"We strongly condemn the refusal by the Swedish court to postpone a hearing on 3rd June on the basis of Mr Assange's health condition.

"Defence lawyer for Assange, Per Samuelson, said that Assange's health state last Friday was such 'that it was not possible to conduct a normal conversation with him'."

Assange sought political asylum in the Ecuadorian embassy in London in 2012 after the leaks of hundreds of thousands of classified US diplomatic cables on his whistleblowing website.

He was charged in the US this month with receiving and publishing thousands of classified documents linked to the wars in Iraq and Afghanistan.


The US Justice Department has indicted Assange on 18 counts that relate to his "alleged role in one of the largest compromises of classified information in the history of the United States", it said.

He is accused of working with former US army intelligence analyst Chelsea Manning in "unlawfully obtaining and disclosing classified documents related to the national defence", a statement said.

Also this month, an investigation into rape allegations against Assange, which he denies, has been reopened by Swedish prosecutors who have requested Uppsala District Court detains him in his absence.

Deputy director of public prosecution Eva-Marie Persson said if the court decides to detain Assange, she "will issue a European Arrest Warrant concerning surrender to Sweden".

Assange supporter and Bafta-winning documentary maker John Pilger said all media organisations are now "in grave danger".

He told the Press Association outside court: "Every journalist should be here.

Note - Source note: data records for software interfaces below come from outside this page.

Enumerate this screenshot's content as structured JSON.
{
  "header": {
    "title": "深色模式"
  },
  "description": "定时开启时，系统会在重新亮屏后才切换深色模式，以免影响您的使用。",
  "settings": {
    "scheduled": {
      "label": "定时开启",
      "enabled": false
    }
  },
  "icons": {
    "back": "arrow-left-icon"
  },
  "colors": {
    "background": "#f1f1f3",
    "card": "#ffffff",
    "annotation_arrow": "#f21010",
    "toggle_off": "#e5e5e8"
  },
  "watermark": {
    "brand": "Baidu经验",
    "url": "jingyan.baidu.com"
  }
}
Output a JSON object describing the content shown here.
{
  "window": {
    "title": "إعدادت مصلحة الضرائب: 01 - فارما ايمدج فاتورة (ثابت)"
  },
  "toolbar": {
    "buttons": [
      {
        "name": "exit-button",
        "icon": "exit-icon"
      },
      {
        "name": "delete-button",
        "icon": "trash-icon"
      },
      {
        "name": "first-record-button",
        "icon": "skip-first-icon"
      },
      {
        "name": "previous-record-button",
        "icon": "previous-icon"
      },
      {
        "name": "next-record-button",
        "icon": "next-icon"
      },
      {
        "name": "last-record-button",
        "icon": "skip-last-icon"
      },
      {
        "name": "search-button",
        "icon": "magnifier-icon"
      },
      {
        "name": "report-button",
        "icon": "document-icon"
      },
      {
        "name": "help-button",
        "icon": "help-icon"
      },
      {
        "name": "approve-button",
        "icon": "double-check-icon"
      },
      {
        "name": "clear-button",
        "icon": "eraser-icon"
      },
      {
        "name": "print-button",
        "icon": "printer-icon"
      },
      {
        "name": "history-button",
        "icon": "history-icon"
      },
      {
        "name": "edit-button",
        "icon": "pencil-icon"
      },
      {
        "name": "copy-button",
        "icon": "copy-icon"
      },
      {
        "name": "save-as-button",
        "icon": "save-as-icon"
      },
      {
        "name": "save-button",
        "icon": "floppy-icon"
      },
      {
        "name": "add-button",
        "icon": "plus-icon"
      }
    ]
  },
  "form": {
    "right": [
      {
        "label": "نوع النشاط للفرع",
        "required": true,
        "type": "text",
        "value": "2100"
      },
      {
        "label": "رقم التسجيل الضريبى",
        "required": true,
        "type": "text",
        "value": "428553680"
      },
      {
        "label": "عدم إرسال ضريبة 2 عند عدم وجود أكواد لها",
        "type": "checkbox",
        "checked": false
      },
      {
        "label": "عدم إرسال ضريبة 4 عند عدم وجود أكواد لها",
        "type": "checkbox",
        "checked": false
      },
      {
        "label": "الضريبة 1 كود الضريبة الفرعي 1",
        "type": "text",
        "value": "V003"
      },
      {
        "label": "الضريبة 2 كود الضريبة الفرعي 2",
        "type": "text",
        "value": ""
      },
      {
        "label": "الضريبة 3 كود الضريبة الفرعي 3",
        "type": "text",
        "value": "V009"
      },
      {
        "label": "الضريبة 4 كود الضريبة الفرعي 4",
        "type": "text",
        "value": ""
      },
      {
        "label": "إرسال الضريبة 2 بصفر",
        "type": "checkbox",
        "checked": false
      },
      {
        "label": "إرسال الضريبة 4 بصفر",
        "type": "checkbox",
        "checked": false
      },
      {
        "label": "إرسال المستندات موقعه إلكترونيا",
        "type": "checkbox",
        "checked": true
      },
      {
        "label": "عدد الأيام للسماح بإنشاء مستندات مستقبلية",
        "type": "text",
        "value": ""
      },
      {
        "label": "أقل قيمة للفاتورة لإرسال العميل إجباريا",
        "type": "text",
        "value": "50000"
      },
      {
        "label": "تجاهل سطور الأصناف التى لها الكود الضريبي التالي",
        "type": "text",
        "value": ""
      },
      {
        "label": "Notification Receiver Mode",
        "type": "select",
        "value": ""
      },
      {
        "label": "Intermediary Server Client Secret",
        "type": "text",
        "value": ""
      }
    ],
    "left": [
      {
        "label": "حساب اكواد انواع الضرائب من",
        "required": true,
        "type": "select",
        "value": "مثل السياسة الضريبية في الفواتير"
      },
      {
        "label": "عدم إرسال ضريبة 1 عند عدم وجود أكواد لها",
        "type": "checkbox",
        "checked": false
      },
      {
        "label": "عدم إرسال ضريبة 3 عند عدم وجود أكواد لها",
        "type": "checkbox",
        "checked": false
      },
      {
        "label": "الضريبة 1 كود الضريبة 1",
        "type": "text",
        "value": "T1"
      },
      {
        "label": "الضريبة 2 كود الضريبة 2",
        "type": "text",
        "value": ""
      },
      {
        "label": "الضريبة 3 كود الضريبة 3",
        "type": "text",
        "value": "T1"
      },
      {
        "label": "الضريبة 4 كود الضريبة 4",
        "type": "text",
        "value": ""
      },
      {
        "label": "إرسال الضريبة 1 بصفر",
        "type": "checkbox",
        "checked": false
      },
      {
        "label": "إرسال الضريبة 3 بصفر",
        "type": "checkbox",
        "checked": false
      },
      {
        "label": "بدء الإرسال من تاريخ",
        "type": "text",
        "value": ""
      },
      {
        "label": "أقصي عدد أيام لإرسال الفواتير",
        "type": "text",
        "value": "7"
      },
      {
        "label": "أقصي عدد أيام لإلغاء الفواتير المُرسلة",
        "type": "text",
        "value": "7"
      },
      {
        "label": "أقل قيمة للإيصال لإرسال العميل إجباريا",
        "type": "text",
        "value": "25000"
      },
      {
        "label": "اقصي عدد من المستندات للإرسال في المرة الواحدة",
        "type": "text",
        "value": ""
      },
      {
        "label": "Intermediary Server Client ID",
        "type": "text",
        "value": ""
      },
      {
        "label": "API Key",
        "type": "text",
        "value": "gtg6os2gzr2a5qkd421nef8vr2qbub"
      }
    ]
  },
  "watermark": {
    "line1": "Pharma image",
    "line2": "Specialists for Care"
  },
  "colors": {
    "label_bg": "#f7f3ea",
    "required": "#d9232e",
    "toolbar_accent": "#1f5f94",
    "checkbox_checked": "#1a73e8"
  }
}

"What's happening to Julian Assange may certainly, almost certainly, happen to many other journalists.

"Today Julian Assange, tomorrow the Press Association, if it prints the truth, the New York Times, the Guardian, all the rest of them.

"If they really do journalism they're in grave danger at the moment."

Assange is serving a 50-week sentence in Belmarsh Prison for bail violations.